Review – AfterCodecs Plugin for Adobe After Effects – Natively Export x265 & ProRes
AfterCodecs is a plugin for After Effects that connects to your render queue and allows direct rendering to compressed codecs without using media encoder. The plugin supports the following:
- ProRes : LT / Proxy / Normal / HQ and even 444 that supports Alpha Channel.
- x264 : best H264/AVC implementation, outperforming both Adobe Media Encoder and QuickTime H264.
- x265 : files are 30% lighter than x264 and it also supports 8K resolution.
- x264 RGB : same as x264 but avoids YUV colorspace, best for storing separate channels in one video (UV map, Alphas…) for power users only.
The installation is easy, simply drag the .aex file to your common MediaCore folder, and once you launch the plugin from within After Effects you will need to download a ffmpeg package (the encoder that the plugin passes through to) if you don’t already have once on the PC. If you do, you can point to wherever the existing installation lies.
To use, change the format in the output module to AfterCodecs, and you will be presented with a super simple export panel where you choose your format and the options associated with it.
Here is a quick look at the results I got.

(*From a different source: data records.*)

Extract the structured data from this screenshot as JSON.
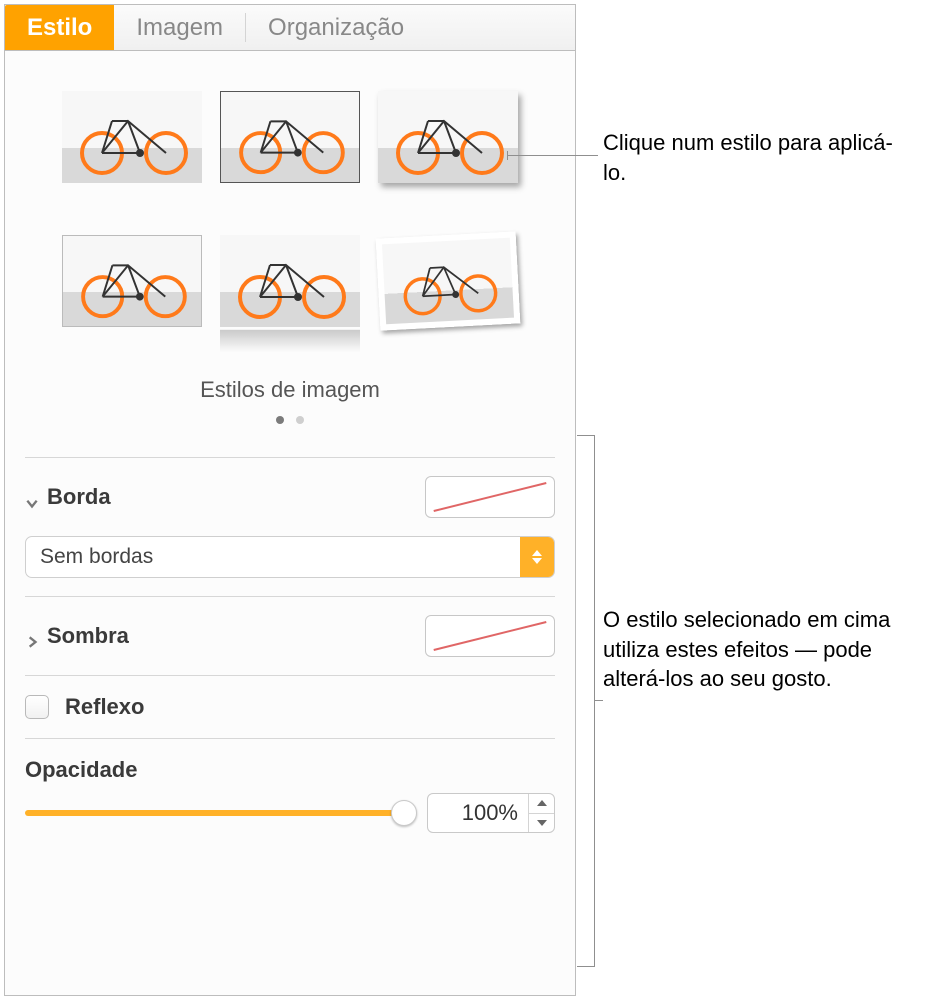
{
  "tabs": {
    "style": "Estilo",
    "image": "Imagem",
    "arrange": "Organização"
  },
  "styles": {
    "heading": "Estilos de imagem"
  },
  "border": {
    "label": "Borda",
    "dropdown": "Sem bordas"
  },
  "shadow": {
    "label": "Sombra"
  },
  "reflection": {
    "label": "Reflexo"
  },
  "opacity": {
    "label": "Opacidade",
    "value": "100%"
  },
  "callouts": {
    "c1": "Clique num estilo para aplicá-lo.",
    "c2": "O estilo selecionado em cima utiliza estes efeitos — pode alterá-los ao seu gosto."
  }
}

First I rendered from AfterCodecs and after completion, matched the bitrate within AME’s x265 options. Since AME does not use the Constant Rate Factor option I realize this isn’t truly apples to apples, but I wanted to compare picture quality for two videos at approximately the same bitrate, as bitrate is the main deciding factor in compression quality.

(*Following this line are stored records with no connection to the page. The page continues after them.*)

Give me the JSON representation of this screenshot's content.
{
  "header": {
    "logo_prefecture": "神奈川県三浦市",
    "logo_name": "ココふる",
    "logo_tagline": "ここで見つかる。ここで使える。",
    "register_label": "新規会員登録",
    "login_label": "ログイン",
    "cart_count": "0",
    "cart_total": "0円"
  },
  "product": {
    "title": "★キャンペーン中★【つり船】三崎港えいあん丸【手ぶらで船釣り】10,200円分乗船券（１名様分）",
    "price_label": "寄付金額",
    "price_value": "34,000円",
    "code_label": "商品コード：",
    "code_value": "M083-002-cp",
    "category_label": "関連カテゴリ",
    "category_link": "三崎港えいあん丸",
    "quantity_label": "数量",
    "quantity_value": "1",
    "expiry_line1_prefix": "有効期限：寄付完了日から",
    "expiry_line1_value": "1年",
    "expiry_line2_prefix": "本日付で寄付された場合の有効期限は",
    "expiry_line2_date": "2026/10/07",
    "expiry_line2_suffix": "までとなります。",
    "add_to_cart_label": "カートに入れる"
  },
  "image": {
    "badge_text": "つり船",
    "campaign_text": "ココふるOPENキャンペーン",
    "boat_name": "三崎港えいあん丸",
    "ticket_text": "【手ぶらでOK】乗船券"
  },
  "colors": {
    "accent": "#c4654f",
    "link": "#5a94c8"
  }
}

And a look at a 100% crops out of the compressed x265 1080p video. Not much difference between the two images, but suprisingly in this scenario, the detail in the neck handkerchief actually comes out better using Media Encoder, for what reason I am not sure.
AfterCodecs is a plugin that delivers on the promises. The render times are significantly faster, with x264 improvements of over 20% and above 32% for x265. The quality improvement claim will be case specific.

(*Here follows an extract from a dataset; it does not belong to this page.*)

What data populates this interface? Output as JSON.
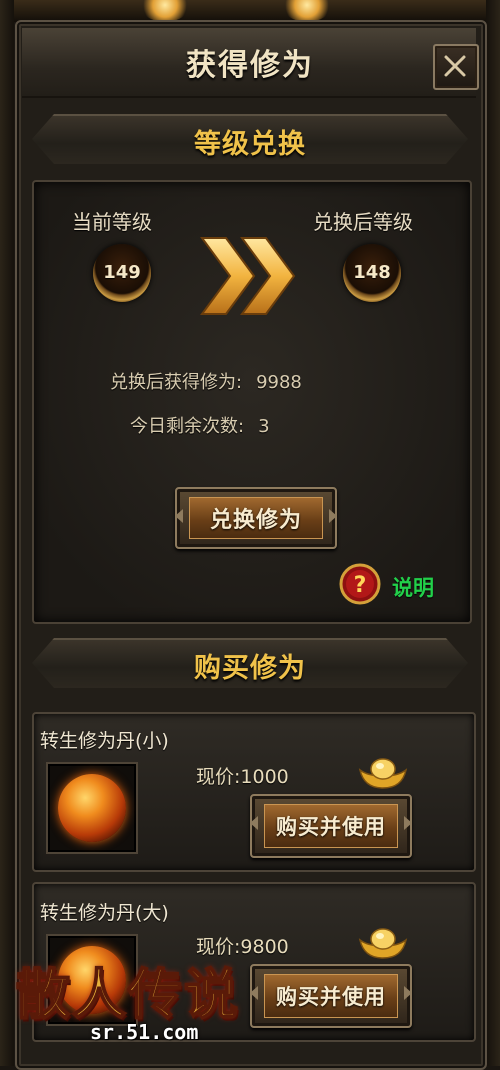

The price is $69, and as a result I think the purchase is worth it only if you find yourself exporting compressed video from After Effects often. I do not. 99% of the time we are exporting image sequences out of AE. But – if you’re going direct to a compressed codec and using AME – this is a must have.
Visit aescripts.com to check it out.